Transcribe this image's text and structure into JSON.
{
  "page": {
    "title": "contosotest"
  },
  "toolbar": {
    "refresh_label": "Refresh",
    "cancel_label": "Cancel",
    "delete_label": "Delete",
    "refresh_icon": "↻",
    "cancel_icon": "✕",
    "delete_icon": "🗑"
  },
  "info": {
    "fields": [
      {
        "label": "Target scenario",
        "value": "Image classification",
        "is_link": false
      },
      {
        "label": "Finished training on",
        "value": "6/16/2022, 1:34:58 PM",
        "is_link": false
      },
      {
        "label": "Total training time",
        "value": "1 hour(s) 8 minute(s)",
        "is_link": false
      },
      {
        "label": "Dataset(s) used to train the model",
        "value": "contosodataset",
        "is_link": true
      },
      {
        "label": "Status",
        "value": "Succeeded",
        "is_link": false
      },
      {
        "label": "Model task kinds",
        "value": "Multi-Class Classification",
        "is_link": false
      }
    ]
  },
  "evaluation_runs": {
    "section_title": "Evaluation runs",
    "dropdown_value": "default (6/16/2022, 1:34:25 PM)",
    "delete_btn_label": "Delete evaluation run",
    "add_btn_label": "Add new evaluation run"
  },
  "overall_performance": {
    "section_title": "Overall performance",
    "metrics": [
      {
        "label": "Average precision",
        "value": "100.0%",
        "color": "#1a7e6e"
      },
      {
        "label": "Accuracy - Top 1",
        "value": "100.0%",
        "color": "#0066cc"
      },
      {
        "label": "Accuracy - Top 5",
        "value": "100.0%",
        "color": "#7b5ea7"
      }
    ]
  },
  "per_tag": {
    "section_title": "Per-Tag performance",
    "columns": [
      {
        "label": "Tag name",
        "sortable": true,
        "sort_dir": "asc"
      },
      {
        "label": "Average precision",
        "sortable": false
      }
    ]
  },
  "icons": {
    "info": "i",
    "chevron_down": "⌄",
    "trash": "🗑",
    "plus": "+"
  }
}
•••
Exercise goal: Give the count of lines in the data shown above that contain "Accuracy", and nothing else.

Response: 2